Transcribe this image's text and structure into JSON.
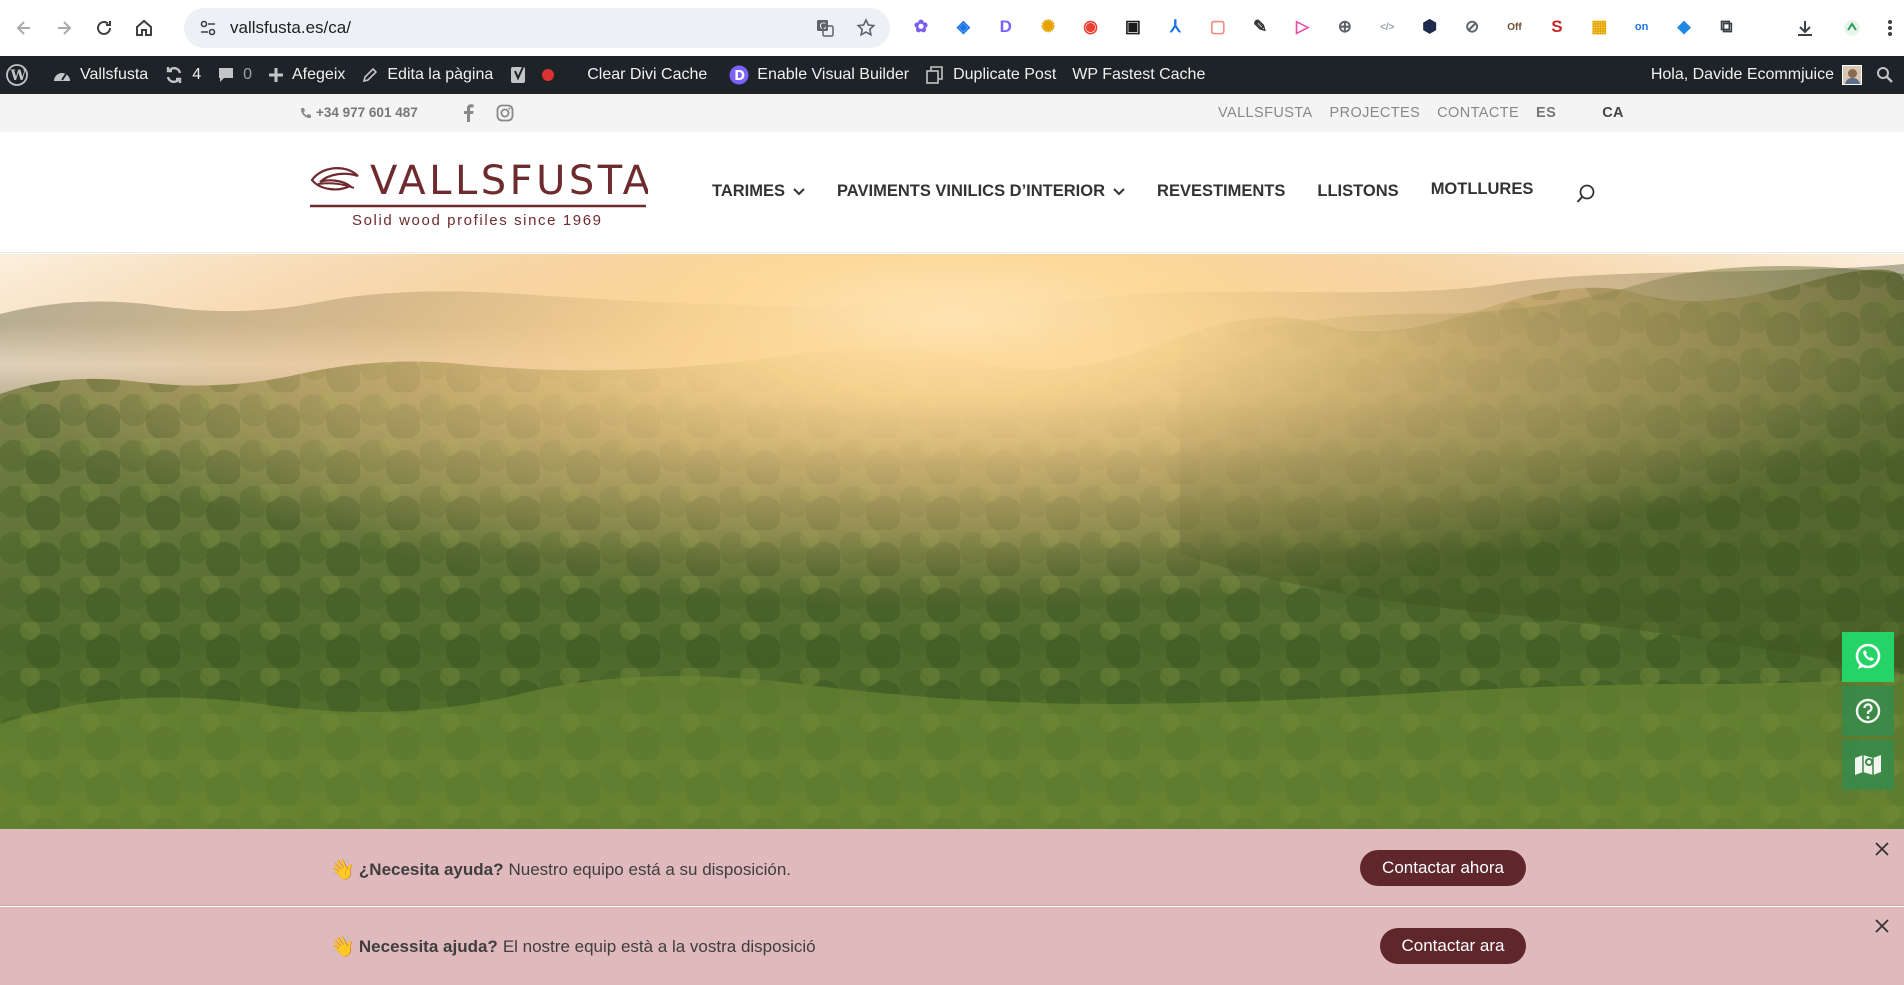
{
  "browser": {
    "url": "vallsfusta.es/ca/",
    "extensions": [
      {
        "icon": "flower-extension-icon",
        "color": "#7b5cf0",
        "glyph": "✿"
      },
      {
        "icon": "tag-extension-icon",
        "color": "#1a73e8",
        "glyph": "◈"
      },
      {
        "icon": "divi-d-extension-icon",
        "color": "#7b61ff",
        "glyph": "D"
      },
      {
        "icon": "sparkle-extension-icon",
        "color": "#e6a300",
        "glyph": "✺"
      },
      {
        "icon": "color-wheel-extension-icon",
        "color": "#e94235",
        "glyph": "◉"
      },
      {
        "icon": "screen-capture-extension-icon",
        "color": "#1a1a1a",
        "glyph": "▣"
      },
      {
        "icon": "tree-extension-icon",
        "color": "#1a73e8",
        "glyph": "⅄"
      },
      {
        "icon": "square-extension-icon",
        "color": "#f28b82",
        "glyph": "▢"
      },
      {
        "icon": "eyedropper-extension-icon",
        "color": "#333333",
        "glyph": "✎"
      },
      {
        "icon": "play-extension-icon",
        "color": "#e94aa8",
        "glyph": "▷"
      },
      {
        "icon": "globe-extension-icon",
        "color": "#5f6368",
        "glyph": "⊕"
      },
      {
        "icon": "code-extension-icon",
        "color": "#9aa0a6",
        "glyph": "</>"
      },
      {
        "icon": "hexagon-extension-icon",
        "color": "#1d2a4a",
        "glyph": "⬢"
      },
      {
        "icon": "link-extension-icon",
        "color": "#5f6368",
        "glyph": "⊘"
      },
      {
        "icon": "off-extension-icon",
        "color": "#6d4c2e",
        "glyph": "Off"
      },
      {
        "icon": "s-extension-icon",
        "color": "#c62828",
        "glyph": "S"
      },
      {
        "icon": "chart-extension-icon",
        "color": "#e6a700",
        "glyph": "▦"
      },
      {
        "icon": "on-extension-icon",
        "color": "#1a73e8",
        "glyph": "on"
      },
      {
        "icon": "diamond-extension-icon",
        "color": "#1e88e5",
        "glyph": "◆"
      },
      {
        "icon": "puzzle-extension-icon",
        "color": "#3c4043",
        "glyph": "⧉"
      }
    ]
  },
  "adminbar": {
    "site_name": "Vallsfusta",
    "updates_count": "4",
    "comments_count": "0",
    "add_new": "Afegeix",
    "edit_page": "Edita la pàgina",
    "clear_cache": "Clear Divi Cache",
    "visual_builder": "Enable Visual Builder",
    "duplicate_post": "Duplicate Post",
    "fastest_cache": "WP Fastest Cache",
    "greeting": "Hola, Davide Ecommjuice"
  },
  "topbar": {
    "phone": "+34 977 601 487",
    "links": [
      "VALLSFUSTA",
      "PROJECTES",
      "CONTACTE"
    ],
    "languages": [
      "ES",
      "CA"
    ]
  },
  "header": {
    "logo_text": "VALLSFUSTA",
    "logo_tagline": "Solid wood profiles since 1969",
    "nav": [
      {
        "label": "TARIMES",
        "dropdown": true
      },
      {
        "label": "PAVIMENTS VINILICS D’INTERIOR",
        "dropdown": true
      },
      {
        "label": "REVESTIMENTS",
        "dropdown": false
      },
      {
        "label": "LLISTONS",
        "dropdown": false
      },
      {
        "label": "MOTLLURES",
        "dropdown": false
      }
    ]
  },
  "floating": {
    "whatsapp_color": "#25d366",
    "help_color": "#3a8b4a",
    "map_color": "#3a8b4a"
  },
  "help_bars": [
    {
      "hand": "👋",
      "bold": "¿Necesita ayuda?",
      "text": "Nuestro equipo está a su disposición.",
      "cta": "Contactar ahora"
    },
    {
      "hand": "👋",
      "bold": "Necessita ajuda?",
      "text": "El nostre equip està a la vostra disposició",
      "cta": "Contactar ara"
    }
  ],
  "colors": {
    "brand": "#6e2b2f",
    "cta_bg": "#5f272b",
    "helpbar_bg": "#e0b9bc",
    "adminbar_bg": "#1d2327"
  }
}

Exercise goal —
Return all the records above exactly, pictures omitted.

Written answer —
Transcribe this image's text and structure into JSON.
{
  "browser": {
    "url": "vallsfusta.es/ca/",
    "extensions": [
      {
        "icon": "flower-extension-icon",
        "color": "#7b5cf0",
        "glyph": "✿"
      },
      {
        "icon": "tag-extension-icon",
        "color": "#1a73e8",
        "glyph": "◈"
      },
      {
        "icon": "divi-d-extension-icon",
        "color": "#7b61ff",
        "glyph": "D"
      },
      {
        "icon": "sparkle-extension-icon",
        "color": "#e6a300",
        "glyph": "✺"
      },
      {
        "icon": "color-wheel-extension-icon",
        "color": "#e94235",
        "glyph": "◉"
      },
      {
        "icon": "screen-capture-extension-icon",
        "color": "#1a1a1a",
        "glyph": "▣"
      },
      {
        "icon": "tree-extension-icon",
        "color": "#1a73e8",
        "glyph": "⅄"
      },
      {
        "icon": "square-extension-icon",
        "color": "#f28b82",
        "glyph": "▢"
      },
      {
        "icon": "eyedropper-extension-icon",
        "color": "#333333",
        "glyph": "✎"
      },
      {
        "icon": "play-extension-icon",
        "color": "#e94aa8",
        "glyph": "▷"
      },
      {
        "icon": "globe-extension-icon",
        "color": "#5f6368",
        "glyph": "⊕"
      },
      {
        "icon": "code-extension-icon",
        "color": "#9aa0a6",
        "glyph": "</>"
      },
      {
        "icon": "hexagon-extension-icon",
        "color": "#1d2a4a",
        "glyph": "⬢"
      },
      {
        "icon": "link-extension-icon",
        "color": "#5f6368",
        "glyph": "⊘"
      },
      {
        "icon": "off-extension-icon",
        "color": "#6d4c2e",
        "glyph": "Off"
      },
      {
        "icon": "s-extension-icon",
        "color": "#c62828",
        "glyph": "S"
      },
      {
        "icon": "chart-extension-icon",
        "color": "#e6a700",
        "glyph": "▦"
      },
      {
        "icon": "on-extension-icon",
        "color": "#1a73e8",
        "glyph": "on"
      },
      {
        "icon": "diamond-extension-icon",
        "color": "#1e88e5",
        "glyph": "◆"
      },
      {
        "icon": "puzzle-extension-icon",
        "color": "#3c4043",
        "glyph": "⧉"
      }
    ]
  },
  "adminbar": {
    "site_name": "Vallsfusta",
    "updates_count": "4",
    "comments_count": "0",
    "add_new": "Afegeix",
    "edit_page": "Edita la pàgina",
    "clear_cache": "Clear Divi Cache",
    "visual_builder": "Enable Visual Builder",
    "duplicate_post": "Duplicate Post",
    "fastest_cache": "WP Fastest Cache",
    "greeting": "Hola, Davide Ecommjuice"
  },
  "topbar": {
    "phone": "+34 977 601 487",
    "links": [
      "VALLSFUSTA",
      "PROJECTES",
      "CONTACTE"
    ],
    "languages": [
      "ES",
      "CA"
    ]
  },
  "header": {
    "logo_text": "VALLSFUSTA",
    "logo_tagline": "Solid wood profiles since 1969",
    "nav": [
      {
        "label": "TARIMES",
        "dropdown": true
      },
      {
        "label": "PAVIMENTS VINILICS D’INTERIOR",
        "dropdown": true
      },
      {
        "label": "REVESTIMENTS",
        "dropdown": false
      },
      {
        "label": "LLISTONS",
        "dropdown": false
      },
      {
        "label": "MOTLLURES",
        "dropdown": false
      }
    ]
  },
  "floating": {
    "whatsapp_color": "#25d366",
    "help_color": "#3a8b4a",
    "map_color": "#3a8b4a"
  },
  "help_bars": [
    {
      "hand": "👋",
      "bold": "¿Necesita ayuda?",
      "text": "Nuestro equipo está a su disposición.",
      "cta": "Contactar ahora"
    },
    {
      "hand": "👋",
      "bold": "Necessita ajuda?",
      "text": "El nostre equip està a la vostra disposició",
      "cta": "Contactar ara"
    }
  ],
  "colors": {
    "brand": "#6e2b2f",
    "cta_bg": "#5f272b",
    "helpbar_bg": "#e0b9bc",
    "adminbar_bg": "#1d2327"
  }
}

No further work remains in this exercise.